If your device does not work with your GNU/Linux distribution out of the box, perhaps its access permissions are configured incorrectly.
Most distributions assign very restrictive permissions to connected USB devices by default, which makes it impossible for regular users to access them. This is what typically can be seen when an application fails to access a virtual serial port (USB CDC ACM) due to insufficient permissions:
We can fix the problem in the following way:
- Configure udev so that it assigns the correct permissions to attached devices automatically.
- Add the current user to the group dialout, so that the system would enable it to access all serial port devices (including the virtual serial ports) by default.
Run the following commands to apply the solution. Do not run the snippet as root unless you replace
$USER with your actual user name, otherwise it will be expanded as
root and the solution may fail to work as expected.
Now you should log out and then log back in, or (better yet) just reboot.
Afterwards you can connect your device and it should work. If it still doesn't, please reach out to the Zubax Forum for help.
Convenient access to virtual serial ports using udev symlinks
On most distributions, instead of directly specifying the TTY device such as
/dev/ttyACM0, it is possible to use the persistent symlinks under
/dev/serial/by-id/ that are helpfully provided by the udev subsystem.
These symlinks allow the user to refer directly to the specific device using its vendor name, product name, and/or unique ID, which is more convenient because, unlike the TTY number, these parameters are persistent. For example,
/dev/ttyACM0 in the example above could be replaced with (this is just an example)
/dev/serial/by-id/usb-Zubax_Robotics_Zubax_GNSS_34FFD305435730343944224300000000-if00, or just
/dev/serial/by-id/usb-Zubax_Robotics_Zubax_GNSS* to refer to any connected Zubax GNSS regardless of its unique ID. Usage of glob expressions allows you to make more complex queries to the udev subsystem in this way.
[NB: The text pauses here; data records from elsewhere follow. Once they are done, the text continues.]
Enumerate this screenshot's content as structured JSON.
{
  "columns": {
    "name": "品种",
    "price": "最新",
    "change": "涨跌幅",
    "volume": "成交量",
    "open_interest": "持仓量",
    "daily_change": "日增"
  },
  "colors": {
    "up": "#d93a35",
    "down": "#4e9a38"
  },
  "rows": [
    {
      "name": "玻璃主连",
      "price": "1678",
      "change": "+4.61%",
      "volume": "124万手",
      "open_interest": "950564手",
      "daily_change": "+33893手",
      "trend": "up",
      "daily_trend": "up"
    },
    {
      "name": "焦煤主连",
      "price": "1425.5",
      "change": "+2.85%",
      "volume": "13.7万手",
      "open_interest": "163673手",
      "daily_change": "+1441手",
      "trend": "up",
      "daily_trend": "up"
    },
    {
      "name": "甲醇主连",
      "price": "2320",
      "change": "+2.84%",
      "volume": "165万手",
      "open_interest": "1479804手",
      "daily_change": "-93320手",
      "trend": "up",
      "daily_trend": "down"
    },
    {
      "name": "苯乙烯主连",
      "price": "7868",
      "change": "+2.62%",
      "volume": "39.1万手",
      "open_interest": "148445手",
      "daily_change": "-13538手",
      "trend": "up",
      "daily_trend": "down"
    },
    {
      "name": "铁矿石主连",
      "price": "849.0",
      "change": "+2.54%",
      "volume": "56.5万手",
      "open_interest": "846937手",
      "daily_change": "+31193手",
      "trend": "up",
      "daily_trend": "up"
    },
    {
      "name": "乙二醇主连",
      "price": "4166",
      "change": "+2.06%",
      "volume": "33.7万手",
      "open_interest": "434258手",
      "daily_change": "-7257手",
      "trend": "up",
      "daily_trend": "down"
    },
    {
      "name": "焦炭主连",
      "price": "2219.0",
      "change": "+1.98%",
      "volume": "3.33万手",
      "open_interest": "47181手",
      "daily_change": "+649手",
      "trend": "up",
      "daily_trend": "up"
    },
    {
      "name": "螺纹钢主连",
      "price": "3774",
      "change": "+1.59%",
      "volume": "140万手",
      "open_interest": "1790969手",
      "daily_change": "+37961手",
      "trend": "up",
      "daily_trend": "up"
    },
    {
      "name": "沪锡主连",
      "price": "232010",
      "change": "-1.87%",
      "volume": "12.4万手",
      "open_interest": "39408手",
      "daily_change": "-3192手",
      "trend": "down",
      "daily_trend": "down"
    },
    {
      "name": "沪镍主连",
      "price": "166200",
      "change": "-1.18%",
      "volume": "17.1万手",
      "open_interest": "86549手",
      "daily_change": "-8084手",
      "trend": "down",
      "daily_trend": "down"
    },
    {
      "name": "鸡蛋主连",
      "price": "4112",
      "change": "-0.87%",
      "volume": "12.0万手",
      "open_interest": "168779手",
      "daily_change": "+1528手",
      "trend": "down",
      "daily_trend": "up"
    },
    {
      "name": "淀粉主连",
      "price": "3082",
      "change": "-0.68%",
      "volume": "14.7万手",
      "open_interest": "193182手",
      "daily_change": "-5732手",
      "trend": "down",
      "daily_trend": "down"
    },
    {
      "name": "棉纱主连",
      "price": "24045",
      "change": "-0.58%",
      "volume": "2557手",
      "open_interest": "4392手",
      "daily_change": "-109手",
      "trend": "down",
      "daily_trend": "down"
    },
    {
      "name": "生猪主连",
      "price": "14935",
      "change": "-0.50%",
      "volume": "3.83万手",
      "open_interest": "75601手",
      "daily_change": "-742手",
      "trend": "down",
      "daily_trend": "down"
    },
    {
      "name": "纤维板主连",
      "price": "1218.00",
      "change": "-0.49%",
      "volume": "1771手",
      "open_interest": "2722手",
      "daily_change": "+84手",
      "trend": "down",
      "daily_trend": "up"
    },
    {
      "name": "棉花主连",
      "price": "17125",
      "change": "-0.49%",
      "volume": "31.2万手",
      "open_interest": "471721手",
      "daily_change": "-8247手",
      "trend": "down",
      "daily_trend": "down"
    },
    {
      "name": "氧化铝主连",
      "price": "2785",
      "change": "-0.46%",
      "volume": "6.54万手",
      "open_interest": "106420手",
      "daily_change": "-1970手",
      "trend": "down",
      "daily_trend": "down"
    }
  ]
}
You can see the full list of connected devices by listing the directory
/dev/serial/by-id/, as shown below.